It's one we sort of wing because my mom never wrote it down. You just kind of chuck it all into the pot. One of those.
You need a large pot. We use a large copper bottomed stock pot.
First you are making your stock/broth.
We picked up a beef neck bone and about 2 lbs of beef stew meat from the butcher yesterday. This morning I marinated these in diced garlic, Italian
seasoning, salt & pepper, 8 oz merlot and some olive oil for about an hour and half to 2 hours.
We added the beef to the pot with roughly chopped mirepoix (carrots, celery, onion) and covered the whole with water to a depth of two or three
inches. We also added a couple tbsp. of beef base. We are simmering the whole for about three hours low and slow to create a nice soup base and cook

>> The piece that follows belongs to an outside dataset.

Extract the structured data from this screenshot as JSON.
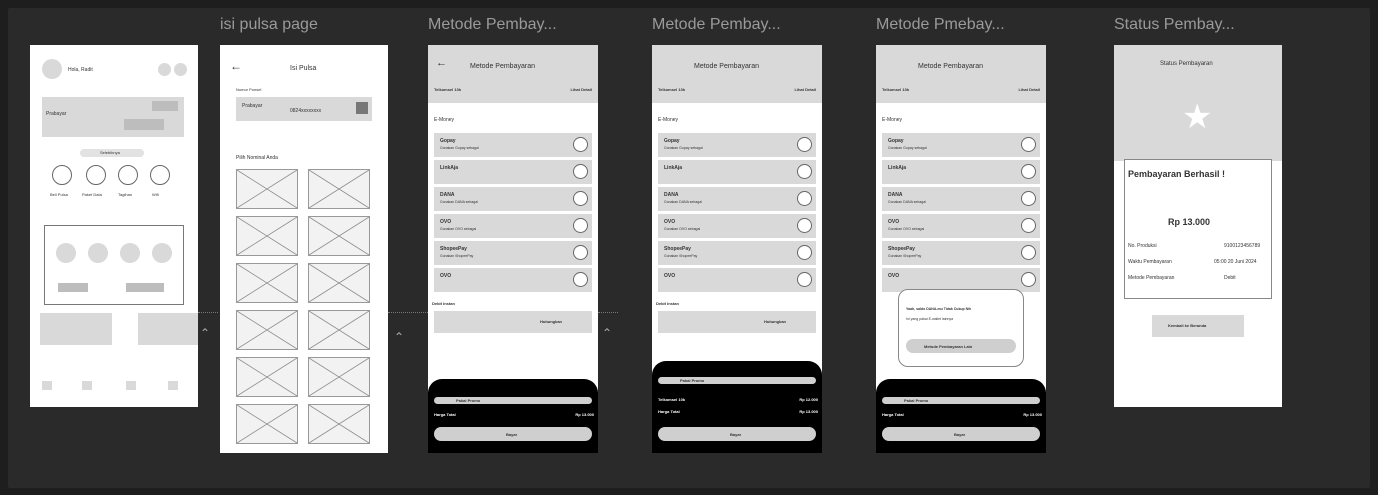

the beef down to tender.
Then we're going to strain the base, put the meat in a container, remove as much meat off the neck bones as we can, and puree the remaining vegetable
matter to add back to the base and use a thickener. We will moderate how much we add back in. Eyeball it.
Then we'll put back in the meat with a chopped assortment of vegetables. It's traditional with this soup to always add tomatoes. We will add a can of
crushed where my parents compromised and added whole (my dad doesn't like tomatoes so he could avoid the whole ones; my husband doesn't like them
either, but he likes the way the crushed flavor through). It is also tradition to add about half a head of chopped cabbage. And we will also put in
cut up potatoes, turnips, carrots, parsnips, leeks (my son wanted these because of Cloudy with a Chance of Meatballs
). Basically, throw in more
or less whatever combo of veggies floats your boat.
We will also add some pearl barley as another thickener. You could likely use a small pasta like orzo instead.
I almost forgot ... Cook the vegetables and barley or pasts until the vegetables are for tender and the barley is done and serve.
This soup keeps well for leftovers all week, and it was one of my favorite growing up memories. Whenever mom and dad put on the big soup pot and got
out the crackers, fruit and cheese, it meant we were going to have a midwinter game day with cards, board games and general family good
edit on 15-11-2015 by ketsuko because: (no reason given)
edit on 15-11-2015 by ketsuko because: (no reason